All of our overtures towards virtues like loyalty, prosperity, and fairness are but the vanities of mankind.
For days, Democrats have been fuming about Senator John McCain climbing out of a hospital bed, advocating working together, and then supporting a bill that many feared would erase the health coverage of 22 millions Americans.
But when it came time for real movement, Mr. McCain voted “No.” It stunned the floor of the Senate, but not those of us that have been paying close attention to American Politics for the last 230 years. This is par for the course: Expect the unexpected.
What were the motivations of the Republican Senator? In an exclusive interview with our field correspondent Sue Tomin he answers those questions and more.

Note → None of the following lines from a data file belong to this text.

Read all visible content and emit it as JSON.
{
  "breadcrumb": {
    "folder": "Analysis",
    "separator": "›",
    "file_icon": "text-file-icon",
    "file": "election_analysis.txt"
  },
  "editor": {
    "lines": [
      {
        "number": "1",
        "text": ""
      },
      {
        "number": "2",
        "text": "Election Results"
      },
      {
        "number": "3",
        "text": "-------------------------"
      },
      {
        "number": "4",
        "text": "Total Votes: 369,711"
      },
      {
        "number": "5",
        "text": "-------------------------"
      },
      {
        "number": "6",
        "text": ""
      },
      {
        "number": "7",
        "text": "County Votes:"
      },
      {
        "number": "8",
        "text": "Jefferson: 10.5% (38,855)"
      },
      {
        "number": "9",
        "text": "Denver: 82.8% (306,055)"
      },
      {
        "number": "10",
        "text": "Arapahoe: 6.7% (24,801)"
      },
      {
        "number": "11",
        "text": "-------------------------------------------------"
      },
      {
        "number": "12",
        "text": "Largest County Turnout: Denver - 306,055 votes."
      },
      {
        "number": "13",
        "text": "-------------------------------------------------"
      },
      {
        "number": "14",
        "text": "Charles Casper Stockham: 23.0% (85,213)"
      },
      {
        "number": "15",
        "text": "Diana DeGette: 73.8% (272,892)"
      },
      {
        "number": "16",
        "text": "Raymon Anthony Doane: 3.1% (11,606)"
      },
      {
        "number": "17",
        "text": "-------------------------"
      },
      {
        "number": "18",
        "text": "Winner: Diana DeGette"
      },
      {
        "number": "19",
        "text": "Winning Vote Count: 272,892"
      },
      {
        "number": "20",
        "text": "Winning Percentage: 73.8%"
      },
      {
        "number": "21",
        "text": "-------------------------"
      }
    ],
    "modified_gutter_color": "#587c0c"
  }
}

“When I was in the POW camp, I never lost faith that I would survive and endure, and that gave me the strength to hold steady,” he told her Friday morning, “but now that I am looking death in the eyes in a way that seems absolute and inevitable, I can no longer keep up the charade.”
“We live in a meaningless world. All of our overtures towards virtues like loyalty, prosperity, and fairness are but the vanity of mankind. We’re animals, we’re too big for our britches, we try to uphold standards of justice and respect as if they are intrinsic to the human condition when they are just social constructs with no foundation. I voted yes previously to make a mockery of the entire process. I thought to myself, ‘John, what illuminates this insanity more than playing games with the fears and anxieties of millions of vulnerable Americans while preaching the virtue of doing the right thing?’. It even worked better than expected, I received thunderous applause and had to stifle sneering menacingly at the ingrates clapping. They knew my vote was meaningless. They knew their votes were meaningless. It was all theater. We have crossed the rubicon as a species and are just going through the motions. It’s all meaningless.”